Below 100 Police Officer Safety Training Program
The rate of annual law enforcement officer deaths in
the U.S. hasn’t been below 100 since 1943. John Bostain of Command Presence conducted
a Below 100 Police Officer Safety Training program in Columbia for SCMIT and
SCMIFT drawing more than 139 participants. The session focused creating a
culture of officer safety and to address the culture of speed that exists. “The
goal of the Below 100 program is to permanently eliminate preventable line of
duty deaths and injuries through innovative training and awareness,” according
to Bostain. He covered the five core tenants of the Below 100 program. Most
officer line-of-duty deaths can be prevented if officers follow the five core
- Wear Your Belt.
- Wear Your Vest.
- Watch Your Speed.
- WIN — What’s Important Now?
- Remember: Complacency Kills!
Fifty-three percent of officers killed in vehicle
crashes from 2010 – 2014 were responding to assist another officer. These were
good officers who were trying to help a fellow officer but never made it to the
scene. For every officer who was killed, it’s reasonable to believe there
were many who crashed, who also didn’t arrive on scene. The most important part
of responding to an officer needing assistance is getting there.
Why do so many officers fail to arrive? Why do so
many officers get killed? “It’s because there is a culture of speed and
complacency in the police profession, not just vehicle operations, but how
daily tasks are performed. This culture of speed causes officers to be in
a hurry, which often times leads to less desirable decision making, like
failing to wear a vest, or failing to wear a seat belt. This often ends with
tragic consequences” according to Bostain. Officers are rushing to their deaths by placing themselves into
situations that lead to serious injury or death. If officers are honest, they
can remember times when they wished they had slowed down. “I believe it’s an
unintended consequence of well-intentioned training that may start as far back
as the basic academy,” said Bostain on why officers feel the need to “get in
there.” Officers are unintentionally taught to rush during the basic academy
For example, most driving instructors will insist that
accuracy is the focus of driver training, but it’s really about getting though
the course as quickly as possible. There is no benefit for speeding. The time
difference between an officer driving 80 mph and 100 mph over a 10 mile stretch
is 90 seconds.
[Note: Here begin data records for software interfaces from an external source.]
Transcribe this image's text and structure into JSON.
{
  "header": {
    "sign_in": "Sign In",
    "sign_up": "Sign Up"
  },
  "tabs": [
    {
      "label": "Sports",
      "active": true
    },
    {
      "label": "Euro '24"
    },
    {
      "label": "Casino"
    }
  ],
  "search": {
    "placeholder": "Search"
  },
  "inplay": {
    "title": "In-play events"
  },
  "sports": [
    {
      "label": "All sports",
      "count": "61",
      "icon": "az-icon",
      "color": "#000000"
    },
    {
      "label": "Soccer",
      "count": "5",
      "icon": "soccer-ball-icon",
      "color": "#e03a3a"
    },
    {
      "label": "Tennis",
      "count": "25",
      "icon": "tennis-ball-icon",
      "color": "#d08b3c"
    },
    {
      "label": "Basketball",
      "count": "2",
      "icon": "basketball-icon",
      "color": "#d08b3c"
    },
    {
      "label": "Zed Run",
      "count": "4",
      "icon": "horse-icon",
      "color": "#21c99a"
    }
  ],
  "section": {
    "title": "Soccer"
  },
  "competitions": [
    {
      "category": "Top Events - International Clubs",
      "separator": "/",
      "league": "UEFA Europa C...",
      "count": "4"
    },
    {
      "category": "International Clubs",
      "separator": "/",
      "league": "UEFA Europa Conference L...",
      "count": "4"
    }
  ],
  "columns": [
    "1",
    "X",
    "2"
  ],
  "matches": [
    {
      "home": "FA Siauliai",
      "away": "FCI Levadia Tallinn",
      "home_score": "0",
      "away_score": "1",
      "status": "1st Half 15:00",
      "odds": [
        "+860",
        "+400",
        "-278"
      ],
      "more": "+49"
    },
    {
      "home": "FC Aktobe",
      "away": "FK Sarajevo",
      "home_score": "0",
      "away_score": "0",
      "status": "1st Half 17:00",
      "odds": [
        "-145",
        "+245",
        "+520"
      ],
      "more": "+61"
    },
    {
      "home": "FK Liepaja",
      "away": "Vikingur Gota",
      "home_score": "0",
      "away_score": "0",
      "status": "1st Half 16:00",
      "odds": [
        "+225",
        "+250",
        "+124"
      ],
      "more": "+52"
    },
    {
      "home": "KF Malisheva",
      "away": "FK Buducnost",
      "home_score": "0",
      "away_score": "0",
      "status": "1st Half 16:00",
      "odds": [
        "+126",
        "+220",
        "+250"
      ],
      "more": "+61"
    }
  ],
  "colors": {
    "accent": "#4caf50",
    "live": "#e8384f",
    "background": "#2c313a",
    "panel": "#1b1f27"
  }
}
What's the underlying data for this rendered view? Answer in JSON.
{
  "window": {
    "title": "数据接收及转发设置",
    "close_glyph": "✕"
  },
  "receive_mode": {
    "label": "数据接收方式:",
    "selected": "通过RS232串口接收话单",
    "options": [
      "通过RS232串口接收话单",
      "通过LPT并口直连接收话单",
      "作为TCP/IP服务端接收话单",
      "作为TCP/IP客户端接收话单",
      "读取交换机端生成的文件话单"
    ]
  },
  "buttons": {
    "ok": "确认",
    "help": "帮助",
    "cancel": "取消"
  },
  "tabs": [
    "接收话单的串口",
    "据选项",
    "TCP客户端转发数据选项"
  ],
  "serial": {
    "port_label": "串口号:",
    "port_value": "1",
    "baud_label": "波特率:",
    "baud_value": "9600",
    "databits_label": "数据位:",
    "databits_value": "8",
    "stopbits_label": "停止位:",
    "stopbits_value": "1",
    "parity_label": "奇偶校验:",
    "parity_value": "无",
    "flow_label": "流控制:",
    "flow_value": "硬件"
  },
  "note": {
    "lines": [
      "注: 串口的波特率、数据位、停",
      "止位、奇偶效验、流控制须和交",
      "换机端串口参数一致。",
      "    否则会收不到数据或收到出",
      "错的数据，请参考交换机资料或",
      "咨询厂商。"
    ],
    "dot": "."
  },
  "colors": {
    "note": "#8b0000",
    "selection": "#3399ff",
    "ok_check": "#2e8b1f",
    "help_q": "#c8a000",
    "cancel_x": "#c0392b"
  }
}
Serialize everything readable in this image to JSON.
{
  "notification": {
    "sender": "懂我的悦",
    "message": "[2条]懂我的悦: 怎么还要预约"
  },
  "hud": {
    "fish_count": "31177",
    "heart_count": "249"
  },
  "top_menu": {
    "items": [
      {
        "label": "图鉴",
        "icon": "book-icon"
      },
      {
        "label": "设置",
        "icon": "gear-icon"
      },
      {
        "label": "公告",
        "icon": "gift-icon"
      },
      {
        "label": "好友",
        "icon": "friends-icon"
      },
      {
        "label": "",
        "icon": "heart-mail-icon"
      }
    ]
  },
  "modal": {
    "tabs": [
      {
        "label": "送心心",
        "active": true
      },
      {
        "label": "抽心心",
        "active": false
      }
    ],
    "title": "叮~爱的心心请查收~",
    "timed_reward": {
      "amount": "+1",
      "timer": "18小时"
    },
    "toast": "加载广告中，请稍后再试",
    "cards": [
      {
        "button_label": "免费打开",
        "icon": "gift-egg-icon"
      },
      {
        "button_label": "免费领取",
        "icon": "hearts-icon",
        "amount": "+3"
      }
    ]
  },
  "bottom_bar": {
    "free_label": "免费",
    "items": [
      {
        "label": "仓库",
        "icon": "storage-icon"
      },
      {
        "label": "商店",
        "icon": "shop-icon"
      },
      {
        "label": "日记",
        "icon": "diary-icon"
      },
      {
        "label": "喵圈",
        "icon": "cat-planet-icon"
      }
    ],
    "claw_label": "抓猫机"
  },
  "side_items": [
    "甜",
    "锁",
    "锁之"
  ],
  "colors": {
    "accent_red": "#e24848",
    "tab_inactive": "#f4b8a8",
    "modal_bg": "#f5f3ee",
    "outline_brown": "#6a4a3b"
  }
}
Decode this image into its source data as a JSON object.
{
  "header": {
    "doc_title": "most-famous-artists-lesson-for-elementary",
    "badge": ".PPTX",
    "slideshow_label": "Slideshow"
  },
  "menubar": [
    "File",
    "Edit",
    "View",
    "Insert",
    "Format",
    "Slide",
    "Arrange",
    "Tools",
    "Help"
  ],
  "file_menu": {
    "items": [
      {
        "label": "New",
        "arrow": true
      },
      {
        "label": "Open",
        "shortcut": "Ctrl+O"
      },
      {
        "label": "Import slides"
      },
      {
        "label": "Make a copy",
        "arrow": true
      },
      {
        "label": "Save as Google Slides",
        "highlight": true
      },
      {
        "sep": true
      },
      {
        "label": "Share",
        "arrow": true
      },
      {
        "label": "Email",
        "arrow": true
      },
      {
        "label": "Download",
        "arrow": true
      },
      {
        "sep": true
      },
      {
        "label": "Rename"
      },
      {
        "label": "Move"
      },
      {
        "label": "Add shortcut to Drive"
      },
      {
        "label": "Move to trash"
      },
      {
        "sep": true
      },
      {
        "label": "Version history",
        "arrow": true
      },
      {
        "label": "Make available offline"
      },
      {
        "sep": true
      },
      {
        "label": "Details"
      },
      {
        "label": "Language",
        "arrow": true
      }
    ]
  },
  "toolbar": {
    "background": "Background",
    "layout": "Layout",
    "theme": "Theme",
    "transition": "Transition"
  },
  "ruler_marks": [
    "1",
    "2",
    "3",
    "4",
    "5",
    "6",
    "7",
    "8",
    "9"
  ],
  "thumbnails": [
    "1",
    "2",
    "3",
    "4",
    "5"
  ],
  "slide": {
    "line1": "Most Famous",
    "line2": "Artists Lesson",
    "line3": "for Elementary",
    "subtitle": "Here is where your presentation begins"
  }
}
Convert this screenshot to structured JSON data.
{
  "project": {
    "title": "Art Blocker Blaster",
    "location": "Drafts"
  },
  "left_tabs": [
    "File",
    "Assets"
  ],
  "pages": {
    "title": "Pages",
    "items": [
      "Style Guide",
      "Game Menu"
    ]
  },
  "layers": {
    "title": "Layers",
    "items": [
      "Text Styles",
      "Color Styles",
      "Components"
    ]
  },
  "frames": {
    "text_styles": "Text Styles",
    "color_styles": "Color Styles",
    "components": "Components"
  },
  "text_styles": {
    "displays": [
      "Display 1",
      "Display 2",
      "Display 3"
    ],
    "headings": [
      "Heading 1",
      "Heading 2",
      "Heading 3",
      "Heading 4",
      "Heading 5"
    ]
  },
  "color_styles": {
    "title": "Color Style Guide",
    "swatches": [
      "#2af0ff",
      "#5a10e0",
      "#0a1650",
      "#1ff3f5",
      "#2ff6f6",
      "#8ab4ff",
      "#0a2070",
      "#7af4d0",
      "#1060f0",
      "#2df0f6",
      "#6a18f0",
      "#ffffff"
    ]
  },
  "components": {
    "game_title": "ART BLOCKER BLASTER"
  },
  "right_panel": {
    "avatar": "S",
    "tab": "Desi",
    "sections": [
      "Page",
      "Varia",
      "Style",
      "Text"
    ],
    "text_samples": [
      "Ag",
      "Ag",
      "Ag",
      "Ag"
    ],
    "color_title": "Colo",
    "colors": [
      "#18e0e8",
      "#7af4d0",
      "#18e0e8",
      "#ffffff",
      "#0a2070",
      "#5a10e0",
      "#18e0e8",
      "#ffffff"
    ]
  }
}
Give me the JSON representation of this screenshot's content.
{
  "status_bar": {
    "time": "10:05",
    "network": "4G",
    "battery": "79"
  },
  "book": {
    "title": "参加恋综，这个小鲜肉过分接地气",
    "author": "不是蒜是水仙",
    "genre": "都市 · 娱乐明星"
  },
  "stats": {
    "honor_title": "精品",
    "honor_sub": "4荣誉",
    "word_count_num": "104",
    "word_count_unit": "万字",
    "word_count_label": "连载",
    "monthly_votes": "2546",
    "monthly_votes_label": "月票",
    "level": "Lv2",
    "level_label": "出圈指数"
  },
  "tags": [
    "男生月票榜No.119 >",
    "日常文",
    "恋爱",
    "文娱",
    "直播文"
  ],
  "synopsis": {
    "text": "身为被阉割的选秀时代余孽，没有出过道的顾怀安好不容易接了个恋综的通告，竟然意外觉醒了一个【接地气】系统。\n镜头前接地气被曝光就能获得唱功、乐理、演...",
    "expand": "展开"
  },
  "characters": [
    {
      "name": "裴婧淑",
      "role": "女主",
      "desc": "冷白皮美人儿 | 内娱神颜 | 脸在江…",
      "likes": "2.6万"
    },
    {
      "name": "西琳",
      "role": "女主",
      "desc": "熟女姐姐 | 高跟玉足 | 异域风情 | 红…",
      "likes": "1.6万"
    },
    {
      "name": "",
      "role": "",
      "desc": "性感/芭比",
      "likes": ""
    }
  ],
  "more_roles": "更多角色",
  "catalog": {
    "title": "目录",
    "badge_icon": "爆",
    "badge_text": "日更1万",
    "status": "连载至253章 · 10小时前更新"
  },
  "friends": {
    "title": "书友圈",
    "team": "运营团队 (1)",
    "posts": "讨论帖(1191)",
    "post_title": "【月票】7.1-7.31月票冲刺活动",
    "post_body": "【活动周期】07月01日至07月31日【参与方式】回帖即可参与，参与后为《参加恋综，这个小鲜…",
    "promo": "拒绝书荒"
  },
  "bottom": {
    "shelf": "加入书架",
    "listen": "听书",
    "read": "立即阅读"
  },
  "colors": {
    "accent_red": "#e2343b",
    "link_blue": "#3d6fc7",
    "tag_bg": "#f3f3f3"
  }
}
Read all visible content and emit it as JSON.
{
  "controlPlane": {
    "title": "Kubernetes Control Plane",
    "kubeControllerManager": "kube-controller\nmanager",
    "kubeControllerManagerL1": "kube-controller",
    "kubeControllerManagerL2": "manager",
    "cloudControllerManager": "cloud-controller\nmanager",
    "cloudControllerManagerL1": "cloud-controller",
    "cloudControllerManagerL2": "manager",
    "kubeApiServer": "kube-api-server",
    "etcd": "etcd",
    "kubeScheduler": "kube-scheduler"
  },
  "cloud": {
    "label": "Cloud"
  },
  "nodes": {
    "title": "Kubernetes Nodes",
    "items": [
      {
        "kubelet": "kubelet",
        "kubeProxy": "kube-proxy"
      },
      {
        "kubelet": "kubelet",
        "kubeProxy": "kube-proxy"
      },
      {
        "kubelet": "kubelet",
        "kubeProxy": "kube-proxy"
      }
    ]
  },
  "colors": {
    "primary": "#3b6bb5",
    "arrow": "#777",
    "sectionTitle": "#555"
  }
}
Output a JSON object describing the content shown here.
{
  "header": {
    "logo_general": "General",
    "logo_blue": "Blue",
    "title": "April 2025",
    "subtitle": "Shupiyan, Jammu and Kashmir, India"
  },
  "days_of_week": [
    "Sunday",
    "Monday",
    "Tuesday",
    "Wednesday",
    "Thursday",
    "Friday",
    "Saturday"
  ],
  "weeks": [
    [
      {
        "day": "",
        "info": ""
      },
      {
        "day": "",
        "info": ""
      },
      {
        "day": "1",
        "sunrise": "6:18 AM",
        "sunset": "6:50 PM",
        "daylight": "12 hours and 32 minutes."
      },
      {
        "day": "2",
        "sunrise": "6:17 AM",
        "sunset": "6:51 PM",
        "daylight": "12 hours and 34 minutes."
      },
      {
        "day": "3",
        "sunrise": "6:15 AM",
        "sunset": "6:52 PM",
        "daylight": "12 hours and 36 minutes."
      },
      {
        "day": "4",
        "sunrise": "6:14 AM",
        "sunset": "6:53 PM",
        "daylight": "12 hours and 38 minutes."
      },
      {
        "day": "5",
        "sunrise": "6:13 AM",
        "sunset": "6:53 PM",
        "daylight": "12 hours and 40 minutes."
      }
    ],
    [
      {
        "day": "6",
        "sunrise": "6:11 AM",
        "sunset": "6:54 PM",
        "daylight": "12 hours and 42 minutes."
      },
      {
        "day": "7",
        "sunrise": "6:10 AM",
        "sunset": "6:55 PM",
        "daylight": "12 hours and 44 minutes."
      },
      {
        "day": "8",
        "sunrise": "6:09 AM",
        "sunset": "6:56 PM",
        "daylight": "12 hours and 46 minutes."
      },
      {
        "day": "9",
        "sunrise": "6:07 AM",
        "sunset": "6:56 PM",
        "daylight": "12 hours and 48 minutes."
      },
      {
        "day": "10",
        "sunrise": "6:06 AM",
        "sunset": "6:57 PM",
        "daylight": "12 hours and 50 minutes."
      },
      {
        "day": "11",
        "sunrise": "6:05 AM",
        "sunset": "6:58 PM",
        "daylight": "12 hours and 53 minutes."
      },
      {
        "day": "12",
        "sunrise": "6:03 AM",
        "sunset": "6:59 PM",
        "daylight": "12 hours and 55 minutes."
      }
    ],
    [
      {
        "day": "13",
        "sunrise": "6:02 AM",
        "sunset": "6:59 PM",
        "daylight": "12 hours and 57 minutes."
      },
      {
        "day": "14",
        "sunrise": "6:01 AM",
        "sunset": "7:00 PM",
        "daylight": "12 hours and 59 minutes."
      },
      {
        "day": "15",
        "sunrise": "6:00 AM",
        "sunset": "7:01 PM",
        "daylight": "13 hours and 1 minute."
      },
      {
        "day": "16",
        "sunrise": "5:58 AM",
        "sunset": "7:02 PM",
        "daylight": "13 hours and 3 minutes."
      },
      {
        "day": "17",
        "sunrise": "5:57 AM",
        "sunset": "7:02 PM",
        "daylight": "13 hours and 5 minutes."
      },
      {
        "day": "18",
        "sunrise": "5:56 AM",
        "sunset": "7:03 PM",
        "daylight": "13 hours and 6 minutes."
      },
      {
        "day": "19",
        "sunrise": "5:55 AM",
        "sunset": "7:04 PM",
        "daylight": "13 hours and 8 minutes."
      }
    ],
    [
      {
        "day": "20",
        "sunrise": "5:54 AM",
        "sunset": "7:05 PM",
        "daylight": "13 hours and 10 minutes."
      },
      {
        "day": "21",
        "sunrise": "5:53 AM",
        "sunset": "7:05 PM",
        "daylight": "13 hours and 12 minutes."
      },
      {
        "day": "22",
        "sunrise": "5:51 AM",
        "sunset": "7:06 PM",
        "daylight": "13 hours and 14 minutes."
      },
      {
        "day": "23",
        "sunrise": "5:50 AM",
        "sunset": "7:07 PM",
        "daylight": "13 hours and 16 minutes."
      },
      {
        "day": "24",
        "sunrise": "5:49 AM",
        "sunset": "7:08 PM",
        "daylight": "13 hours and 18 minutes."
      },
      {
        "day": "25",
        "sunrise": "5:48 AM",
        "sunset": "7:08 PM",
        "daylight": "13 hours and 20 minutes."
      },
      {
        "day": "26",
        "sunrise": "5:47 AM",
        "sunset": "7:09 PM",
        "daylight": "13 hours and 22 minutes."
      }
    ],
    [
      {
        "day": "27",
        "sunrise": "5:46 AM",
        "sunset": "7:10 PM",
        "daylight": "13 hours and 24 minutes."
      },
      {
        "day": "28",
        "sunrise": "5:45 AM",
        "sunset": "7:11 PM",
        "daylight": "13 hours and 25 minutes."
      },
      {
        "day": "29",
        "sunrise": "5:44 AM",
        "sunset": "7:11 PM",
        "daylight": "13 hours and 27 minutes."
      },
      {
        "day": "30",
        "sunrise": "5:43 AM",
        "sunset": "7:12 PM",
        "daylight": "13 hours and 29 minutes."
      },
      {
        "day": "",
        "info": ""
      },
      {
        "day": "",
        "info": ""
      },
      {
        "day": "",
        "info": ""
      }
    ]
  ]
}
Ask the question, “Who are you willing to kill responding to a
call?” before speeding. Driving scenarios if done improperly can create
negative training scars that last throughout a career. The driving scenarios,
many times do not allow officers to role play in scenarios they will face; to
call for or wait for backup, not allowing them to pause behind cover to assess,
and not allowing time for effective communication with the role players.
As simple as it sounds, the best way to counter the
culture of speed is to slow down. Slow down when responding to
calls. Slow down when arriving on scene; wait for back up. Slow down and
put on a vest at the start of the shift. Slow down and buckle the seat belt.
This isn’t to insinuate that officers should “go slow”
but officers need to ask, “what’s important now?” Bostain quoted former coach,
John Wooden, who said “be quick; but don’t hurry.” When officers are quick,
they are deliberate, purposeful, efficient and fast. In the absence of real
exigency, take a few extra seconds or even minutes to assess the situation in
order to improve the quality of decisions that are made. Slowing down and
going slow are not the same thing.
It’s important that officers go home alive. Learn more
about the Below 100 program here. More than 50
in the train-the-trainer portion of the Below 100 program in September. If you
are interested in the Below 100 training, contact Todd Williams, public safety
consultant, at 803.354.4764 or firstname.lastname@example.org.
Portions of this article were reprinted with
permissions from John Bostain of Command Presence.